• **ABOUT THIS EXERCISE**:
Please return every line below that contains the string "title".

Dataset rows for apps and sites
────────
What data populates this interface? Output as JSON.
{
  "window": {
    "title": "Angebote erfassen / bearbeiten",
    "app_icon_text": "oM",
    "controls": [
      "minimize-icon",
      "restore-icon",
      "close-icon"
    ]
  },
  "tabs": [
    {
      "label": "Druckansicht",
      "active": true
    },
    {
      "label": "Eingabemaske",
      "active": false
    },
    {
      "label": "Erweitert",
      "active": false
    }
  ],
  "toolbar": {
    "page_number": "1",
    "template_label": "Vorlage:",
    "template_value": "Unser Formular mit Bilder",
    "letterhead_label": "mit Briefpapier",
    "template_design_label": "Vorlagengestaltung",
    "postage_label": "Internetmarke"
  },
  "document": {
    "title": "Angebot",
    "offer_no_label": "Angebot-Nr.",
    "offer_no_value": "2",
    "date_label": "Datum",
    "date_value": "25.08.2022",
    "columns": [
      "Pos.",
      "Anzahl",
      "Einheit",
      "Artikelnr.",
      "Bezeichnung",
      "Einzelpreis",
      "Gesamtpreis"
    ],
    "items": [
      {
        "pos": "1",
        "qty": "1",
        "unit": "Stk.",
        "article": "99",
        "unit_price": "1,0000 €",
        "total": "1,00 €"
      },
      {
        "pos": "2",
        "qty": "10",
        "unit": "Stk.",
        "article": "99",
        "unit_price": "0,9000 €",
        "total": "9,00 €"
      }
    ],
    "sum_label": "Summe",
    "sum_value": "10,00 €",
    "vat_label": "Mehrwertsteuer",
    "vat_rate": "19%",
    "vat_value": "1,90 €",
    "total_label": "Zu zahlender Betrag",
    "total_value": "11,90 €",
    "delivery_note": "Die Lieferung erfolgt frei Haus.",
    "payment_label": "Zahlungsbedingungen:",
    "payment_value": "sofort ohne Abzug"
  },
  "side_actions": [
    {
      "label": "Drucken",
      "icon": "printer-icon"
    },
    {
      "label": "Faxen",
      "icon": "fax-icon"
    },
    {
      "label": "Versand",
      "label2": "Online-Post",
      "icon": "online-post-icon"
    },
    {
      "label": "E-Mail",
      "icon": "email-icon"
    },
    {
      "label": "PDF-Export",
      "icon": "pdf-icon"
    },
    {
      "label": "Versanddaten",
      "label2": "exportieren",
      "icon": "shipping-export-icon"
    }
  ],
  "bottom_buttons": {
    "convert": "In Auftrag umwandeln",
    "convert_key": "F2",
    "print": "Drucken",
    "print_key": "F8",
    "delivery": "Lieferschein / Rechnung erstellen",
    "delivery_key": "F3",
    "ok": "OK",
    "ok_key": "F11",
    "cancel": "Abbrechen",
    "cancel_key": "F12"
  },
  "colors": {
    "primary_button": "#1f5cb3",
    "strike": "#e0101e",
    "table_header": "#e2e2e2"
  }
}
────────
• **WRITTEN SOLUTION**:
    "title": "Angebote erfassen / bearbeiten",
    "title": "Angebot",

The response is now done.